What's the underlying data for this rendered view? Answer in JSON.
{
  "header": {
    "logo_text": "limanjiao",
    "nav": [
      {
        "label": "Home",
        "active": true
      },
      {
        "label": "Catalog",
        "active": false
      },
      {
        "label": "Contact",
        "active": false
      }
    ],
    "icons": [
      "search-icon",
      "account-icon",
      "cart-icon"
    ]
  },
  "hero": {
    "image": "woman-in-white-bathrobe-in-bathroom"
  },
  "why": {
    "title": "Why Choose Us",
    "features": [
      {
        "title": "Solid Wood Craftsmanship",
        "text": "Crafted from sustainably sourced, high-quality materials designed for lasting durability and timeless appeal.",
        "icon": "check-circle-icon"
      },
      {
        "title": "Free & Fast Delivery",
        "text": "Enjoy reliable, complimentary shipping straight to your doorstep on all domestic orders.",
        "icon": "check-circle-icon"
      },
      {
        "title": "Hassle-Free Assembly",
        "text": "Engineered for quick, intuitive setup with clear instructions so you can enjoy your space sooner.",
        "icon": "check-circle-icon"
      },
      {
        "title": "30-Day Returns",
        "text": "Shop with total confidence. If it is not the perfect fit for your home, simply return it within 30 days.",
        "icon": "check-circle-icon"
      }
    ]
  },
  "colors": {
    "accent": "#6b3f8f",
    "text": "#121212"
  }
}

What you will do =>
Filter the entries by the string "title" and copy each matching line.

Result for this task =>
    "title": "Why Choose Us",
        "title": "Solid Wood Craftsmanship",
        "title": "Free & Fast Delivery",
        "title": "Hassle-Free Assembly",
        "title": "30-Day Returns",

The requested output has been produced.